Work task =
Once the records below have been read, copy them all out exactly.

Extracted data entries =
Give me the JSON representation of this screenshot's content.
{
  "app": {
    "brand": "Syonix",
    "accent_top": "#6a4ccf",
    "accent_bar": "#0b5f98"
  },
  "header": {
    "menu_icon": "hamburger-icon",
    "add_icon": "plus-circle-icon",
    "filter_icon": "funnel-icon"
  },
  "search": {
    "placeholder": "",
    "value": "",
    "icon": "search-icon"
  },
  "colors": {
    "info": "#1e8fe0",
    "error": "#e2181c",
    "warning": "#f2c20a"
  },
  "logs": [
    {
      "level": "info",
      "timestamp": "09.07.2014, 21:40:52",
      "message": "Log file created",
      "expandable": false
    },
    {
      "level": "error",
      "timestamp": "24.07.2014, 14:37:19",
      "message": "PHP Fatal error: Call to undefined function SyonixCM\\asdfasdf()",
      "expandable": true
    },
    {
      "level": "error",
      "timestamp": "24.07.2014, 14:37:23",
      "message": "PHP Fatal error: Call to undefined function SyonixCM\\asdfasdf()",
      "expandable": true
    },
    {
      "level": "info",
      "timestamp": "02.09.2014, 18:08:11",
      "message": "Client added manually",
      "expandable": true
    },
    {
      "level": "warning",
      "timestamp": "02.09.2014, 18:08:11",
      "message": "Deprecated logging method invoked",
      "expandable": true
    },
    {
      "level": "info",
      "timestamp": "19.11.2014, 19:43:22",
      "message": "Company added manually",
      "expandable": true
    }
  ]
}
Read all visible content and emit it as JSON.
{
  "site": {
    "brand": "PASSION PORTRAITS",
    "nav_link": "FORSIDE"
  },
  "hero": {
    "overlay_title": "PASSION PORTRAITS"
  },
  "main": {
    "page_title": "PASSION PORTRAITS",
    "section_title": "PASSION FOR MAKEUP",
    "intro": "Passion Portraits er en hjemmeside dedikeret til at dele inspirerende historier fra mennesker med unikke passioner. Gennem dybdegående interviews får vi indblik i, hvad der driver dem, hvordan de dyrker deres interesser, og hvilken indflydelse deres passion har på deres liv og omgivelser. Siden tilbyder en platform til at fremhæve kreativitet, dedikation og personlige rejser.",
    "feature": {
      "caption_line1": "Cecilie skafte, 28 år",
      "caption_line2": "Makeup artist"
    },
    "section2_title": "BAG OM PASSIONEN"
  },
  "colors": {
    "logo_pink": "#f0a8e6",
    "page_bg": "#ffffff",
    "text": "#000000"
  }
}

Written solution =
Give me the JSON representation of this screenshot's content.
{
  "app": {
    "brand": "Syonix",
    "accent_top": "#6a4ccf",
    "accent_bar": "#0b5f98"
  },
  "header": {
    "menu_icon": "hamburger-icon",
    "add_icon": "plus-circle-icon",
    "filter_icon": "funnel-icon"
  },
  "search": {
    "placeholder": "",
    "value": "",
    "icon": "search-icon"
  },
  "colors": {
    "info": "#1e8fe0",
    "error": "#e2181c",
    "warning": "#f2c20a"
  },
  "logs": [
    {
      "level": "info",
      "timestamp": "09.07.2014, 21:40:52",
      "message": "Log file created",
      "expandable": false
    },
    {
      "level": "error",
      "timestamp": "24.07.2014, 14:37:19",
      "message": "PHP Fatal error: Call to undefined function SyonixCM\\asdfasdf()",
      "expandable": true
    },
    {
      "level": "error",
      "timestamp": "24.07.2014, 14:37:23",
      "message": "PHP Fatal error: Call to undefined function SyonixCM\\asdfasdf()",
      "expandable": true
    },
    {
      "level": "info",
      "timestamp": "02.09.2014, 18:08:11",
      "message": "Client added manually",
      "expandable": true
    },
    {
      "level": "warning",
      "timestamp": "02.09.2014, 18:08:11",
      "message": "Deprecated logging method invoked",
      "expandable": true
    },
    {
      "level": "info",
      "timestamp": "19.11.2014, 19:43:22",
      "message": "Company added manually",
      "expandable": true
    }
  ]
}
Read all visible content and emit it as JSON.
{
  "site": {
    "brand": "PASSION PORTRAITS",
    "nav_link": "FORSIDE"
  },
  "hero": {
    "overlay_title": "PASSION PORTRAITS"
  },
  "main": {
    "page_title": "PASSION PORTRAITS",
    "section_title": "PASSION FOR MAKEUP",
    "intro": "Passion Portraits er en hjemmeside dedikeret til at dele inspirerende historier fra mennesker med unikke passioner. Gennem dybdegående interviews får vi indblik i, hvad der driver dem, hvordan de dyrker deres interesser, og hvilken indflydelse deres passion har på deres liv og omgivelser. Siden tilbyder en platform til at fremhæve kreativitet, dedikation og personlige rejser.",
    "feature": {
      "caption_line1": "Cecilie skafte, 28 år",
      "caption_line2": "Makeup artist"
    },
    "section2_title": "BAG OM PASSIONEN"
  },
  "colors": {
    "logo_pink": "#f0a8e6",
    "page_bg": "#ffffff",
    "text": "#000000"
  }
}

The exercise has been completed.